Have you voted Leave or Remain?
Littlejohn goes on to say that to answer this particular question would either make or break a fledgeling relationship. I guess he must be right. If there was ever a topic of discussion that has a potential for family breakups, turning friendship into enmity, splitting the Government into polarising positions and dividing the whole nation into two halves, it has to be Brexit. This is why despite that Andrew and I have opposing views, I find it amazing that we are close friends and continue to be close friends, even regarding ourselves as brothers. It is the grace of God. The Holy Spirit can accomplish what the natural heart wouldn't have been able to do. Unite us even under diverse opinions.
Easter is a time to reflect on the cruel death of Jesus of Nazareth on a wooden cross, his burial in a sealed rock tomb, and his Resurrection from that tomb. It crosses the mind of everyone. But to some, it's nothing more than religious hocus-pocus while their children are fixed on chocolate. To others, it's time for hats off to Jesus, but that's it for another year, maybe again at Christmas. But to others still, Easter is a revelation of the power of God to all who believe.

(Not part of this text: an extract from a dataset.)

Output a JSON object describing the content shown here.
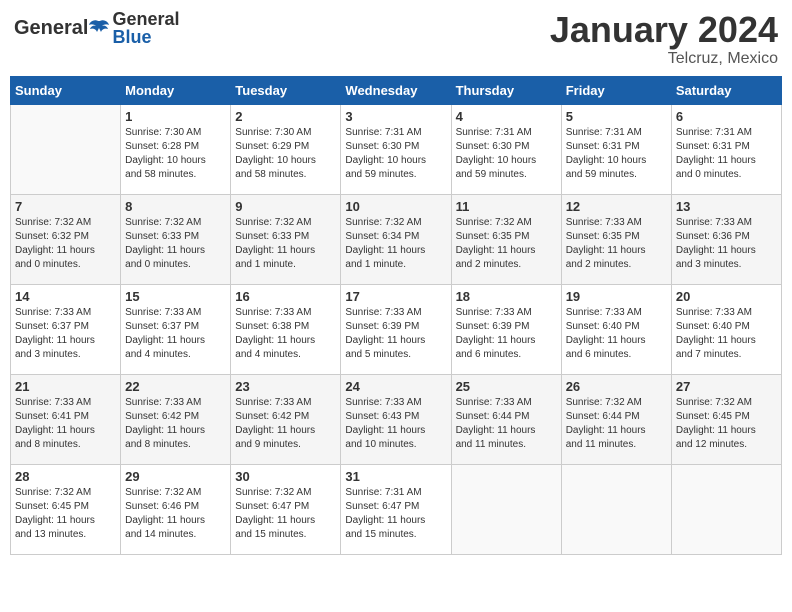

I spent my teenage years as a so-called atheist. I use the term "so-called" because I don't believe that real atheism exists, no matter what the non-believer himself thinks. I have been there. It wasn't a conviction that God doesn't or never existed. Rather it was a harbouring of hatred towards God stemming from the false idea that Heaven can only be achieved by self-effort, and for me to be "good enough" and to keep myself spotless and free from sin - an impossible feat! The notion that God is forever dissatisfied with me and even questions my motives if I was to call on him, this leads to hating God, not deny his existence, even if I loudly do so.
Supposing I was never converted to Jesus Christ in December 1972 or ever. Chances that I would never have known Andrew. This is because I met and got to know his parents in a Baptist church, the one place I would have stayed firmly away. But among all church-going Brexiteers, if ever I got acquainted with any of them, I would have slated all of them off as insincere hypocrites - claiming to know God whilst seeking their own national independence and glory. As I see it, the two just don't sit together - unless being a Christian and a nationalist is meant to be one and the same faith. If so, I doubt very much if such a religion would ever convert me to Christ.
|Alex took this one of us - Easter Monday 2019.|
The chances of forming friendships with Brexit-voting churchgoers would have been very slim, if not impossible. That is due to the fact that I voted to remain in the EU, although I still wouldn't have received any verbal hostility, but rather, I would be sidelined or even ignored and maybe even thought of as weak, spineless, a traitor or disloyal, with nobody actually saying any of that to me vocally, but I would have felt it in the air - and that is exactly what has happened among other Brexit-voting Christians whom I know well. Any chance of conversion from atheism to sainthood would have been razor thin if it ever happened at all.
But I'm not an atheist now. Instead, I am a believer in Jesus Christ Crucified and his burial and Resurrection, therefore home to the Holy Spirit within. That is why I can form great friendships with the likes of Andrew, whom I treasure with great value. And in addition, my desire is to love all, especially those in the household of faith.
My longing is to have a heart which is in union with God's heart, to love others unconditionally, as God does. And that includes nurturing the love I have for Andrew. But as long as I dwell in sinful flesh, my love will never be perfect until the day I enter Glory. After then, Brexit would be of no significance.
But right now, Andrew's friendship is everything to me.